Several companies that sell products with cannabidiol, or CBD, are facing scrutiny from the Federal Trade Commission for advertising them as treatments for diseases and serious medical conditions without evidence to support the claims.
The FTC said Tuesday that it has issued warnings to three companies that sell CBD "gummies," tinctures, oils, capsules and creams, though the agency didn't identify the firms. The businesses were given 15 days to inform regulators how they were addressing their concerns, which could lead to legal action and an order to refund consumers.
One company touted CBD as working "like magic," and better than prescription opioid painkillers to relieve pain, according to an FTC statement. To support its claims that CBD had been "clinically proven" to treat cancer, Alzheimer's, multiple sclerosis and other conditions, the company "states it has participated in 'thousands of hours of research' with Harvard researchers," the agency said.
Another company advertises CBD as a "miracle pain remedy" for acute and chronic pain, including pain from cancer treatment and arthritis. Its website claims CBD products are proven treatments for a range of afflictions, from bipolar disorder to traumatic brain injuries and AIDS.
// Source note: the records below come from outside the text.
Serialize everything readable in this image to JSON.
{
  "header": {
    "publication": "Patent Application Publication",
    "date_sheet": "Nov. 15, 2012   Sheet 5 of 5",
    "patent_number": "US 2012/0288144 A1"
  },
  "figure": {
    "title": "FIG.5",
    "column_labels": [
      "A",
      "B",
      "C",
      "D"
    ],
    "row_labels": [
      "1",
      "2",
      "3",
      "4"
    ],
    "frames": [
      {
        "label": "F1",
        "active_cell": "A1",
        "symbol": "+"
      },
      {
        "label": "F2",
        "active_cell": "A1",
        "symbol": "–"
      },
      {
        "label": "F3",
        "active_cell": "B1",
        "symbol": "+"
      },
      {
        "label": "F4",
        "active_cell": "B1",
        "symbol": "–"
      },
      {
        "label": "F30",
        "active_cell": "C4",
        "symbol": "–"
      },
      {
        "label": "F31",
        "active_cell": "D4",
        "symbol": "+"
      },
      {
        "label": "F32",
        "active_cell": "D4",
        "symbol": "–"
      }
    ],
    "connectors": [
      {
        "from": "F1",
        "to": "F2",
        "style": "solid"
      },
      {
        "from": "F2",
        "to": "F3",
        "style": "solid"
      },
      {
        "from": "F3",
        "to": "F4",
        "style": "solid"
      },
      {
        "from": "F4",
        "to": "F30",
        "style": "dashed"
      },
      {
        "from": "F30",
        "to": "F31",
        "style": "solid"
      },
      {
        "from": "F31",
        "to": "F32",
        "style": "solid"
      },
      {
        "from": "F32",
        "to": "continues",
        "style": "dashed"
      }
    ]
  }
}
The third company promotes CBD gummies as highly effective at treating "the root cause of most major degenerative diseases, including arthritis, heart disease, fibromyalgia, cancer, asthma and a wide spectrum of autoimmune disorders," according to the FTC.
The U.S. Food and Drug Administration and the FTC sent similar warning letters in April to Nutra Pure, PotNetwork Holds and Advanced Pain, alleging they made false claims about their CBD products.
A chemical compound derived from the cannabis plant, CBD does not get people high, and some believe it helps curb a range of ailments. Last year the U.S. market for CBD products, but it's likely to expand to $22 billion in as little as five years, according to the Brightfield Group, a market research company that tracking CBD sales.